TULALIP — The Tulalip Tribes opened a cannabis store last year with a high-tech approach to pot.
Their interest goes beyond herbal remedies of the recreational kind.
And in this case, the consumers are rodents, not people.
The two 30-month, $2 million projects at the Stanford University School of Medicine’s Behavioral and Functional Neuroscience Laboratory are co-led by bioengineering professor Annelise Barron, director of the California campus site and a Washington native, and Mehrdad Shamloo, a neurosurgery professor. The study began in May 2018.
“It’s a good place to do this kind of work. This research requires behavioral testing of rats, a specialized field,” Barron said. “This will just be the beginning.”
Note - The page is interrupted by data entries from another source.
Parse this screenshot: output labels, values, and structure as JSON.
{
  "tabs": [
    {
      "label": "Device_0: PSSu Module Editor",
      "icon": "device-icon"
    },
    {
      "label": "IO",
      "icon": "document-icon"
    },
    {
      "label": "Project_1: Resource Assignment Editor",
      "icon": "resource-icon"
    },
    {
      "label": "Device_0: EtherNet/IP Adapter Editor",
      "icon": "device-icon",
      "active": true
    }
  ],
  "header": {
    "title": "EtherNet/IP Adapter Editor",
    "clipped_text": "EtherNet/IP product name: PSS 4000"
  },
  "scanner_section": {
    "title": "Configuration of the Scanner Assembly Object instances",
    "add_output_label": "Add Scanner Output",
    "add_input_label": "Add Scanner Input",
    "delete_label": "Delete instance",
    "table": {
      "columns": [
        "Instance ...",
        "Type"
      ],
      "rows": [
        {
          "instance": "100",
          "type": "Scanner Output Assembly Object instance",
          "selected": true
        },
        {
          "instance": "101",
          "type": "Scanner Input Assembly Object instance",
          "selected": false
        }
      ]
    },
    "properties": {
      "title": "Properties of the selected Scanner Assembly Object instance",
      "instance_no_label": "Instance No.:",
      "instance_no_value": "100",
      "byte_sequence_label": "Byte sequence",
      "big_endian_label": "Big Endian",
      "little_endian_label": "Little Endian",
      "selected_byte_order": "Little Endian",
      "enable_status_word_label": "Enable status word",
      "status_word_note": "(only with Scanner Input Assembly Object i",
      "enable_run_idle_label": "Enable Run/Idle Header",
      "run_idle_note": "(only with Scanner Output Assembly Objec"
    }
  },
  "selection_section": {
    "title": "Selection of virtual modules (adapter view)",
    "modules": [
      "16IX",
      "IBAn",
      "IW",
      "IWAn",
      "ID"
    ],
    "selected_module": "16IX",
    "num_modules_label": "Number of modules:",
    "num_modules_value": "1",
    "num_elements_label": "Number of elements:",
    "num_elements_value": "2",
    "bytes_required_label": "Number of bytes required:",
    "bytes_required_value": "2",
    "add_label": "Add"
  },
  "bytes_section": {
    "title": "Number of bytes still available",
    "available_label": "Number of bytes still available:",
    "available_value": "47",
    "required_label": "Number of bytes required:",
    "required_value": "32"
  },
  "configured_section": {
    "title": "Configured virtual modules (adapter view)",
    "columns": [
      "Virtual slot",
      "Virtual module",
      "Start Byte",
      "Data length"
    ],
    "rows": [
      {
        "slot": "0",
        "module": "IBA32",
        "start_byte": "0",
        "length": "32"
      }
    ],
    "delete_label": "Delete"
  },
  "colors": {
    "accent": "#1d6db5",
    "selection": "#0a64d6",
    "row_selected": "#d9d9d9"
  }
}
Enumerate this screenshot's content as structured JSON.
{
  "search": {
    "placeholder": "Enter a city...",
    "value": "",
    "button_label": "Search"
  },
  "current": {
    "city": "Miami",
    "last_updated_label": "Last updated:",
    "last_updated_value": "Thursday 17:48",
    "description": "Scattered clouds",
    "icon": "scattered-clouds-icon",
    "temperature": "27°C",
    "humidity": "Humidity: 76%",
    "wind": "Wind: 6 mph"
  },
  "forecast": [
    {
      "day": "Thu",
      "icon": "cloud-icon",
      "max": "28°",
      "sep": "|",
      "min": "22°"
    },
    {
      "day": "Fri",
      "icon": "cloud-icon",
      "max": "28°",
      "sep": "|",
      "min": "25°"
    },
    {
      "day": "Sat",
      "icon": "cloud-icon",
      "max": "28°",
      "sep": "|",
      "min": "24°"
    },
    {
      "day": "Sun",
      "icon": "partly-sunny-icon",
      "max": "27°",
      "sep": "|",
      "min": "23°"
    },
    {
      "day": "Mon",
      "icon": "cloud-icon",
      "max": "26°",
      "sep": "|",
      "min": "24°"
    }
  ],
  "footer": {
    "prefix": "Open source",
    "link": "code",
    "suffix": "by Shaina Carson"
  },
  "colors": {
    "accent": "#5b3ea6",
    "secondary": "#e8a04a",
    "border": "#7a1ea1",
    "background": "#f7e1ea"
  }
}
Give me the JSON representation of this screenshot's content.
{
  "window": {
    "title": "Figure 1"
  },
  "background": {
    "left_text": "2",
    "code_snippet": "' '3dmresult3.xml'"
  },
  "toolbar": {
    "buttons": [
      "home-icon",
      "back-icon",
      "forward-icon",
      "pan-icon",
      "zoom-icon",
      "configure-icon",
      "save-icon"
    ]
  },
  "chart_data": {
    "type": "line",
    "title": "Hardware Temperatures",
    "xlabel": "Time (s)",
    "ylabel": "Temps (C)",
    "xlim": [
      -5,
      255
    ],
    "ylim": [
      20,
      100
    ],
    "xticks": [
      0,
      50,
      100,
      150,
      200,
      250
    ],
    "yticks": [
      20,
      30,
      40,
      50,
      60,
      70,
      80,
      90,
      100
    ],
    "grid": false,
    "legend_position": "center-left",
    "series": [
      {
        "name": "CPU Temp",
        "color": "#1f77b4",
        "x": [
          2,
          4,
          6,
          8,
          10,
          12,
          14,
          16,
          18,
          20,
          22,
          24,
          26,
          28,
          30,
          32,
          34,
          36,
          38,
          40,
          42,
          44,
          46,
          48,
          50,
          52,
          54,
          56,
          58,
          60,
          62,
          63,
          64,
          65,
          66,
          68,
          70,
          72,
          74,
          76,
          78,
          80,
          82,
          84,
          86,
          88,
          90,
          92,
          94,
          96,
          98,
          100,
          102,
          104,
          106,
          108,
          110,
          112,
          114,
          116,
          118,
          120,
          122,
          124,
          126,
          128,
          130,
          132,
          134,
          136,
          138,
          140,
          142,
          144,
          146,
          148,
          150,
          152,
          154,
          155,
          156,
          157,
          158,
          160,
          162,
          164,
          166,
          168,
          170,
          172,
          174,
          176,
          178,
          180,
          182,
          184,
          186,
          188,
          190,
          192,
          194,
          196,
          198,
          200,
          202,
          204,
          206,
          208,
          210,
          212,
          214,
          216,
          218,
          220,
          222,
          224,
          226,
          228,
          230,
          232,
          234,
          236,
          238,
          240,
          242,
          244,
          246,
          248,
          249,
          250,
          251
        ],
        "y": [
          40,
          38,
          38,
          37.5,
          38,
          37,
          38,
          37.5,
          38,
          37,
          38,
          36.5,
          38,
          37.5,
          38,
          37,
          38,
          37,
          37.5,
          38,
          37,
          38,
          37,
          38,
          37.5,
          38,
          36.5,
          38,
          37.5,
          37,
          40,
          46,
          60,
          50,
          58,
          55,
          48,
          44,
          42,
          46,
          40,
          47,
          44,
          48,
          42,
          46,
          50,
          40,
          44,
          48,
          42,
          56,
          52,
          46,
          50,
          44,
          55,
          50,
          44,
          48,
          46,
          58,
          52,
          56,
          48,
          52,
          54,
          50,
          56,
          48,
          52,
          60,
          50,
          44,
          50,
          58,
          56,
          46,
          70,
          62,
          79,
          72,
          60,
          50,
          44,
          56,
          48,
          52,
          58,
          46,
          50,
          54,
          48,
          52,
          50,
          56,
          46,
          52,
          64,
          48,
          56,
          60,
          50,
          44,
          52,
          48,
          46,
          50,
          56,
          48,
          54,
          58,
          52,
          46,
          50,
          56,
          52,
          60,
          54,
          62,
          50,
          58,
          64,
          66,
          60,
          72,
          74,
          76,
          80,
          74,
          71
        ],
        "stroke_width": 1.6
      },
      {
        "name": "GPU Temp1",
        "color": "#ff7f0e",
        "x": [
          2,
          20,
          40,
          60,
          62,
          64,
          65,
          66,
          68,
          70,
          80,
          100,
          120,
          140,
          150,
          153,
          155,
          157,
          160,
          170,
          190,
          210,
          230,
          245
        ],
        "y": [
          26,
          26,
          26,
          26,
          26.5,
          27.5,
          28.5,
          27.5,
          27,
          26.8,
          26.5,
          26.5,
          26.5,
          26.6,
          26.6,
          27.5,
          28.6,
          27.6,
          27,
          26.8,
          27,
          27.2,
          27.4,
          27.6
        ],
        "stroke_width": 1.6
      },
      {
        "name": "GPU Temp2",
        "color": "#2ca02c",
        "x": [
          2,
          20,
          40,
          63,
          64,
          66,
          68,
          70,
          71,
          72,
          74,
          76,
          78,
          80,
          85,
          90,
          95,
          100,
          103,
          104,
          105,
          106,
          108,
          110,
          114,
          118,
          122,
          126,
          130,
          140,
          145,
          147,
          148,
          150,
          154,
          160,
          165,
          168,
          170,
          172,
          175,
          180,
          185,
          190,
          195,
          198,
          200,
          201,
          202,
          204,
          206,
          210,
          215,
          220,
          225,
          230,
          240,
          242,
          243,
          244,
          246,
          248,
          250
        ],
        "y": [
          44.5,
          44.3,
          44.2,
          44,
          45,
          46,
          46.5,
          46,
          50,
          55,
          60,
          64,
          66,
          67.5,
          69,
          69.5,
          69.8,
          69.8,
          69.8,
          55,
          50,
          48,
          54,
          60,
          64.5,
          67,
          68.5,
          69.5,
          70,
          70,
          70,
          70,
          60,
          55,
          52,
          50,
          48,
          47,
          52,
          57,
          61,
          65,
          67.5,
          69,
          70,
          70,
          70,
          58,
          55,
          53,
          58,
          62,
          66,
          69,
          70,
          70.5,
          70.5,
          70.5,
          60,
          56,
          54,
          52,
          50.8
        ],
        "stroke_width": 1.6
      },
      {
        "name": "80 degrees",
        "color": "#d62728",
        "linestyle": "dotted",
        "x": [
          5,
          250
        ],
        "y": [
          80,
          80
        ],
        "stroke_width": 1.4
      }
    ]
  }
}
Tribal board of directors members Bonnie Juneau, Teri Gobin and Les Parks toured the Stanford facility a few years before the August 2018 opening of Remedy Tulalip, the first cannabis shop on tribal land in Snohomish County.
“Tulalip Tribes is committed to developing cannabis-derived medicines with the potential to treat opioid addiction. We are proud to sponsor this cutting-edge research,” Gobin said in a news release. She was elected tribal board chairwoman earlier this month.
“Like so many communities across the nation, we are deploying an ever-increasing amount of resources to fight this epidemic,” she said. “We decided a new approach was necessary. As sovereigns, we have a unique responsibility to our people, and providing a natural remedy to the opioid epidemic is our priority.”
“It is very challenging to receive funding to study positive effects or benefits of cannabis because it is a Schedule 1 drug federally,” Barron said. “And the definition of a Schedule 1 drug is that it has a risk of harm and, moreover, that it has no medicinal benefits.”
She noted there have been strides in the government acceptance of some forms.
“The FDA has recently approved a cannabis-derived drug for the treatment of epilepsy,” Barron said.
The Alzheimer’s research uses mice. The addiction study uses rats that self-administer heroin.
“The rat can press a lever and dose itself with heroin. We essentially allow the rat to self-addict to heroin,” she said.
“Then we look at the effects of treating them with cannabis oil extracts during a period of abstinence to see how that affects heroin-seeking behavior after abstinence. So when the drug is available again, will they be more or less likely to seek heroin?”
The researchers seek to “isolate a novel cannabinoid within cannabis oil which is nonpsychoactive and nonaddictive, because that would be the ideal treatment for heroin addiction,” she said.
“That’s our moonshot goal.”